HOW TO COMPLETE THIS TASK
Go through the lines below and copy each one that holds the string "updated".

[Page and application data records]
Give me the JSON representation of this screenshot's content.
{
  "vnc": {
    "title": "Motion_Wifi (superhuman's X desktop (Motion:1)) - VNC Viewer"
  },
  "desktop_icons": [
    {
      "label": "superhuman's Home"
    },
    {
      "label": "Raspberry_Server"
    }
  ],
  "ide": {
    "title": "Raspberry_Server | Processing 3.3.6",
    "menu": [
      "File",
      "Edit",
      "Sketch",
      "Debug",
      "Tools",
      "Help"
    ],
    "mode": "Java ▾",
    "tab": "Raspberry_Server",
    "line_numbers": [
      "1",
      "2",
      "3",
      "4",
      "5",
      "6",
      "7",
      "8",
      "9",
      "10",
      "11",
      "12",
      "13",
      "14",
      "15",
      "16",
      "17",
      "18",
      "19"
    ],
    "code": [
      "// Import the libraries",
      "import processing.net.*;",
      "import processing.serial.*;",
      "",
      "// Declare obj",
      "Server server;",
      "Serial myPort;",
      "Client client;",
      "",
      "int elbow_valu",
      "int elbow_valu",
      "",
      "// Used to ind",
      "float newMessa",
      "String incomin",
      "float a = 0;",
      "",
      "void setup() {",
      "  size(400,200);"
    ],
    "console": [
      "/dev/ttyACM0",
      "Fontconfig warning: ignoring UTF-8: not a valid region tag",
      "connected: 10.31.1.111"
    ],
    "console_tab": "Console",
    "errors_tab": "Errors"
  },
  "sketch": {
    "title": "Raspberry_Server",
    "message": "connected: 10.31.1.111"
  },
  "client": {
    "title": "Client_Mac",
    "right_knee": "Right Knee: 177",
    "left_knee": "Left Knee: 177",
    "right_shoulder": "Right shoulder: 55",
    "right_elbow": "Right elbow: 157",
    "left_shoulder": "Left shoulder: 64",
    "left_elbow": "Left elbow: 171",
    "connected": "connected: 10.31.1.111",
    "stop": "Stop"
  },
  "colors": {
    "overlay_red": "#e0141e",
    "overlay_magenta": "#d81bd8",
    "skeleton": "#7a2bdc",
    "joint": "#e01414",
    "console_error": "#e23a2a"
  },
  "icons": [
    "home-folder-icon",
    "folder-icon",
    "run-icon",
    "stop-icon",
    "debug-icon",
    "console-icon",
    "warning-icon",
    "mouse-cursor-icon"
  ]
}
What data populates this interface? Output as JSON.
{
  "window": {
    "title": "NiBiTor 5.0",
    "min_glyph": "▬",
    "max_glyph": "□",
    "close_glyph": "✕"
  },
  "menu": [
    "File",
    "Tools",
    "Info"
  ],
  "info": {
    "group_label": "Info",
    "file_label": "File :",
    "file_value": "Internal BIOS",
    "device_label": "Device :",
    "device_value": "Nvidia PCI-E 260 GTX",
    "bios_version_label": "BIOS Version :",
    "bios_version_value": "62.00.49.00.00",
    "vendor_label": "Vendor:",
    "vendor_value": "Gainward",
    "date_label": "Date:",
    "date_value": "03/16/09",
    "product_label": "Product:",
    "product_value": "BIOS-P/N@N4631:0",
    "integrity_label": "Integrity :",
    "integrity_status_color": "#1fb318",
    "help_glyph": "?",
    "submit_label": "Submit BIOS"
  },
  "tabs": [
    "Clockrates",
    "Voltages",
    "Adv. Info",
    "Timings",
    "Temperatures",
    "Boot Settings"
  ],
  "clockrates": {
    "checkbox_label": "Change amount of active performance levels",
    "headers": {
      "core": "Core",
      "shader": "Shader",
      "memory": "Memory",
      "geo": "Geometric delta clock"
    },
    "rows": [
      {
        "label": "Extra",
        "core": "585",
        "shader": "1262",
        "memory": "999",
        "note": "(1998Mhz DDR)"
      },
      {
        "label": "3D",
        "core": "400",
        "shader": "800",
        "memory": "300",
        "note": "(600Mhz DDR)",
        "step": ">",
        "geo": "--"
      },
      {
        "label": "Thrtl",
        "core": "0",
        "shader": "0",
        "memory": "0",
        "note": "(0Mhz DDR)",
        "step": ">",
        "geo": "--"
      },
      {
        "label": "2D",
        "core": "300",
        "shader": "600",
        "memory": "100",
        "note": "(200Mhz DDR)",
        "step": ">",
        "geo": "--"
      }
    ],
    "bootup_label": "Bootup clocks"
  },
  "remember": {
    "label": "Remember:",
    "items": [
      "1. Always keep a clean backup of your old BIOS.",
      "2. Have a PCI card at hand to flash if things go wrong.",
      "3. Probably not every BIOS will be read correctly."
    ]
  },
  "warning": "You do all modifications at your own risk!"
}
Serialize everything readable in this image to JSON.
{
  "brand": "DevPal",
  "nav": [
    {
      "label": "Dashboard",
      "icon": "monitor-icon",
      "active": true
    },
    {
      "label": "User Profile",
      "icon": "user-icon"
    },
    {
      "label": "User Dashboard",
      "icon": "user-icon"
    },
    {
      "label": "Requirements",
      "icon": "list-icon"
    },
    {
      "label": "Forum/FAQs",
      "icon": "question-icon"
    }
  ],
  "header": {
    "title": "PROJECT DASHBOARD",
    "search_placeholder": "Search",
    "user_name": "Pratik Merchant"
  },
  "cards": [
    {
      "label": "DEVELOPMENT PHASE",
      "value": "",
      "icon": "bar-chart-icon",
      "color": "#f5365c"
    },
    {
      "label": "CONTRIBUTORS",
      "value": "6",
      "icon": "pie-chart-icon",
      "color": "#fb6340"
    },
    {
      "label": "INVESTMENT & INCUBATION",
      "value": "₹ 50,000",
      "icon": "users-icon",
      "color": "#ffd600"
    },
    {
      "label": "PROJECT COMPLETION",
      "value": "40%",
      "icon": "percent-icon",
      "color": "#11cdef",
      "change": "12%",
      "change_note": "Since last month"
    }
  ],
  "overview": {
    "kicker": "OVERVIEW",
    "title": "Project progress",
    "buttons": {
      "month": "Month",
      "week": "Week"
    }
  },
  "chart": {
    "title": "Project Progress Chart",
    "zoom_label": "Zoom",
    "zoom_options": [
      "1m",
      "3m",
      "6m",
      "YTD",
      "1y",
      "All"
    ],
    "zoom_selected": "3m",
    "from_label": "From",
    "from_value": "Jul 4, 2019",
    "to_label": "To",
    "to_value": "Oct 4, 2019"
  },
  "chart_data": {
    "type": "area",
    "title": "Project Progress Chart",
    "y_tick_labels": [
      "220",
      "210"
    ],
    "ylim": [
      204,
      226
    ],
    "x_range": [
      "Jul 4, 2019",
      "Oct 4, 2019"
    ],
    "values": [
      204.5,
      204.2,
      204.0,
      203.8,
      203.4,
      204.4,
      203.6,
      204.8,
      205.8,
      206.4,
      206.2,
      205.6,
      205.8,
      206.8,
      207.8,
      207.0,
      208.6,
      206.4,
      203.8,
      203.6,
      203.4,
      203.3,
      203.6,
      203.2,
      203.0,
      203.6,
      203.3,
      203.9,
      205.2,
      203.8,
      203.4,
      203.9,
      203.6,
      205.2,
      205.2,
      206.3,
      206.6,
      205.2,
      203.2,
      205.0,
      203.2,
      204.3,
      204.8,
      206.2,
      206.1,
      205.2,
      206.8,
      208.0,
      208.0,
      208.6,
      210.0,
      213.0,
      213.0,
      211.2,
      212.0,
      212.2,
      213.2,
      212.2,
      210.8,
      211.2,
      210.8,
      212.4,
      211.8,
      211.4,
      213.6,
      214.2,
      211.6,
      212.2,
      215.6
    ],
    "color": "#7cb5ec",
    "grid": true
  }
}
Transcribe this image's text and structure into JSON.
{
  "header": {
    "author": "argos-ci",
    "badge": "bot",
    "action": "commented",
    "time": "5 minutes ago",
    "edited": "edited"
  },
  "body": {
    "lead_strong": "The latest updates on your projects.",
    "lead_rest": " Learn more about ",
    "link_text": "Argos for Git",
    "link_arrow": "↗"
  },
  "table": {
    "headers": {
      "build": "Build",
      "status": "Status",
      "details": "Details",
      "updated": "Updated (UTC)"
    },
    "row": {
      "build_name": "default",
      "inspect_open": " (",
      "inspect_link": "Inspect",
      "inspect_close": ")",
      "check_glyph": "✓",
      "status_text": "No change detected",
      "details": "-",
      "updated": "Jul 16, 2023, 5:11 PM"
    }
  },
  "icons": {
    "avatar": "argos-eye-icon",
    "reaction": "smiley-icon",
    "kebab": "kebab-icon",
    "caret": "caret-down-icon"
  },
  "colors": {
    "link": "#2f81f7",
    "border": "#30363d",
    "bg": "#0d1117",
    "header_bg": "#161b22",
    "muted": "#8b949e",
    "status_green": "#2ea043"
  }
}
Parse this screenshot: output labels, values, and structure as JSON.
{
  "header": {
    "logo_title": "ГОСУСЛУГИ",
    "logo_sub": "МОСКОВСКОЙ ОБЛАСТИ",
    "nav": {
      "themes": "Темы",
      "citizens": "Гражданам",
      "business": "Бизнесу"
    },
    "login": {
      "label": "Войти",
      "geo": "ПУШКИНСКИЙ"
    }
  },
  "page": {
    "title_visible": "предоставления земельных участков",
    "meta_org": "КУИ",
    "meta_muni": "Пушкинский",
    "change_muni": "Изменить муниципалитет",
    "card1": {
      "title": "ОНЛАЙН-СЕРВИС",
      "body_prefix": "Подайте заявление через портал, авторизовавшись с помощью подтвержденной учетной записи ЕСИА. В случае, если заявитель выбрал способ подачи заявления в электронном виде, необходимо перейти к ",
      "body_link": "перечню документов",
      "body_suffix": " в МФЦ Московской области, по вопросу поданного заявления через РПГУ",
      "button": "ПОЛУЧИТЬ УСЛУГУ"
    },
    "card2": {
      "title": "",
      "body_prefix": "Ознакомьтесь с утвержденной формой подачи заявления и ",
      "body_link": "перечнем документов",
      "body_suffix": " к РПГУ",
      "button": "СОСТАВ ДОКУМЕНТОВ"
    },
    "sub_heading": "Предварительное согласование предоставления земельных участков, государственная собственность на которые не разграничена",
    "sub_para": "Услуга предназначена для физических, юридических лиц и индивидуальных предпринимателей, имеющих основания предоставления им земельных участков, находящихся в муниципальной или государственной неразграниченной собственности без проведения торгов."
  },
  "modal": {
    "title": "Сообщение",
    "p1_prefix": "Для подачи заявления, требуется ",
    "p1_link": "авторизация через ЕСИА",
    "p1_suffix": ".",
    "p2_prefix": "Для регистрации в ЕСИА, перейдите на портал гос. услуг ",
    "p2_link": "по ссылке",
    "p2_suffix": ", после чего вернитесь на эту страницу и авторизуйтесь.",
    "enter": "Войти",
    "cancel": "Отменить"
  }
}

EXPECTED ANSWER
      "updated": "Updated (UTC)"
      "updated": "Jul 16, 2023, 5:11 PM"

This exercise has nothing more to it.